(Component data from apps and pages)
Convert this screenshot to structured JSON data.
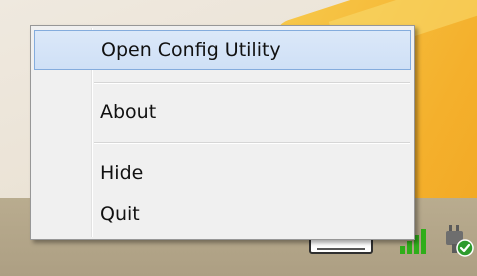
{
  "context_menu": {
    "items": [
      {
        "label": "Open Config Utility",
        "highlighted": true
      },
      {
        "label": "About",
        "highlighted": false
      },
      {
        "label": "Hide",
        "highlighted": false
      },
      {
        "label": "Quit",
        "highlighted": false
      }
    ]
  },
  "tray_icons": [
    "keyboard-icon",
    "signal-strength-icon",
    "power-check-icon"
  ],
  "colors": {
    "menu_background": "#f0f0f0",
    "highlight_fill": "#d5e4f7",
    "highlight_border": "#84acdd",
    "taskbar": "#b3a589",
    "wallpaper_accent": "#f4b02c",
    "signal_green": "#2fae1a",
    "check_green": "#2d9b2d"
  }
}
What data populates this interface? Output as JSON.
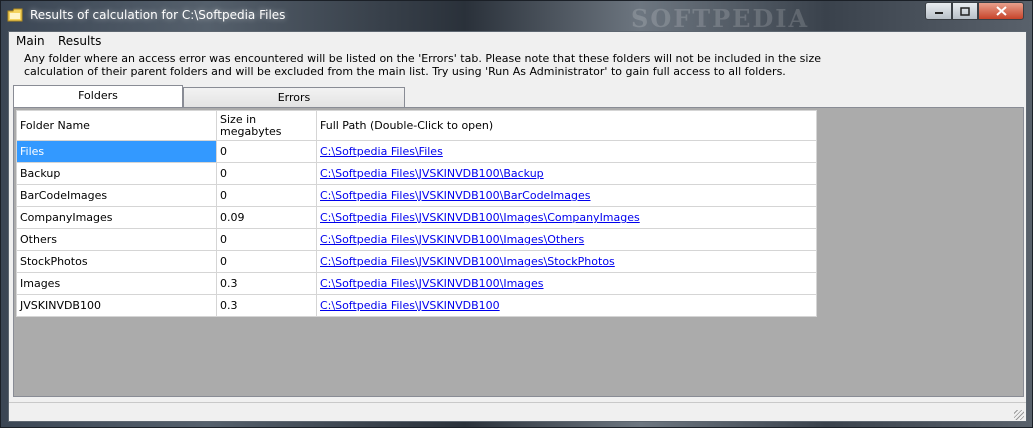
{
  "window": {
    "title": "Results of calculation for C:\\Softpedia Files",
    "watermark": "SOFTPEDIA"
  },
  "menu": {
    "main": "Main",
    "results": "Results"
  },
  "info_text": "Any folder where an access error was encountered will be listed on the 'Errors' tab. Please note that these folders will not be included in the size calculation of their parent folders and will be excluded from the main list. Try using 'Run As Administrator' to gain full access to all folders.",
  "tabs": {
    "folders": "Folders",
    "errors": "Errors"
  },
  "grid": {
    "headers": {
      "name": "Folder Name",
      "size_line1": "Size in",
      "size_line2": "megabytes",
      "path": "Full Path  (Double-Click to open)"
    },
    "rows": [
      {
        "name": "Files",
        "size": "0",
        "path": "C:\\Softpedia Files\\Files"
      },
      {
        "name": "Backup",
        "size": "0",
        "path": "C:\\Softpedia Files\\JVSKINVDB100\\Backup"
      },
      {
        "name": "BarCodeImages",
        "size": "0",
        "path": "C:\\Softpedia Files\\JVSKINVDB100\\BarCodeImages"
      },
      {
        "name": "CompanyImages",
        "size": "0.09",
        "path": "C:\\Softpedia Files\\JVSKINVDB100\\Images\\CompanyImages"
      },
      {
        "name": "Others",
        "size": "0",
        "path": "C:\\Softpedia Files\\JVSKINVDB100\\Images\\Others"
      },
      {
        "name": "StockPhotos",
        "size": "0",
        "path": "C:\\Softpedia Files\\JVSKINVDB100\\Images\\StockPhotos"
      },
      {
        "name": "Images",
        "size": "0.3",
        "path": "C:\\Softpedia Files\\JVSKINVDB100\\Images"
      },
      {
        "name": "JVSKINVDB100",
        "size": "0.3",
        "path": "C:\\Softpedia Files\\JVSKINVDB100"
      }
    ]
  },
  "icons": {
    "app": "folder-icon",
    "minimize": "minimize-icon",
    "maximize": "maximize-icon",
    "close": "close-icon"
  },
  "colors": {
    "selection": "#3399ff",
    "link": "#0000ee"
  }
}
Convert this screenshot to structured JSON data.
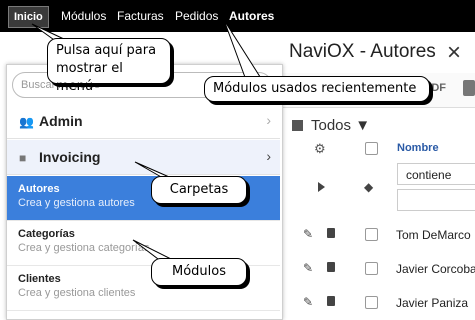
{
  "topbar": {
    "items": [
      "Inicio",
      "Módulos",
      "Facturas",
      "Pedidos",
      "Autores"
    ]
  },
  "main": {
    "title": "NaviOX - Autores",
    "close_icon": "close-icon",
    "toolbar": {
      "pdf_label": "PDF"
    },
    "list_header": "Todos ▼",
    "column_name": "Nombre",
    "filter": {
      "operator": "contiene",
      "value": ""
    },
    "rows": [
      "Tom DeMarco",
      "Javier Corcoba",
      "Javier Paniza"
    ]
  },
  "menu": {
    "search_placeholder": "Buscar módulos",
    "groups": [
      {
        "label": "Admin",
        "icon": "users-icon"
      },
      {
        "label": "Invoicing",
        "icon": "folder-icon"
      }
    ],
    "modules": [
      {
        "title": "Autores",
        "desc": "Crea y gestiona autores",
        "selected": true
      },
      {
        "title": "Categorías",
        "desc": "Crea y gestiona categorías",
        "selected": false
      },
      {
        "title": "Clientes",
        "desc": "Crea y gestiona clientes",
        "selected": false
      }
    ]
  },
  "callouts": {
    "menu_hint": "Pulsa aquí para mostrar el menú",
    "recent_modules": "Módulos usados recientemente",
    "folders": "Carpetas",
    "modules": "Módulos"
  },
  "colors": {
    "topbar_bg": "#000000",
    "selected_module": "#3b7fdc",
    "link_blue": "#2a5aa6"
  }
}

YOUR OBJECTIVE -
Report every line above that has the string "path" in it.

YOUR RESPONSE -
      "path": "Full Path  (Double-Click to open)"
        "path": "C:\\Softpedia Files\\Files"
        "path": "C:\\Softpedia Files\\JVSKINVDB100\\Backup"
        "path": "C:\\Softpedia Files\\JVSKINVDB100\\BarCodeImages"
        "path": "C:\\Softpedia Files\\JVSKINVDB100\\Images\\CompanyImages"
        "path": "C:\\Softpedia Files\\JVSKINVDB100\\Images\\Others"
        "path": "C:\\Softpedia Files\\JVSKINVDB100\\Images\\StockPhotos"
        "path": "C:\\Softpedia Files\\JVSKINVDB100\\Images"
        "path": "C:\\Softpedia Files\\JVSKINVDB100"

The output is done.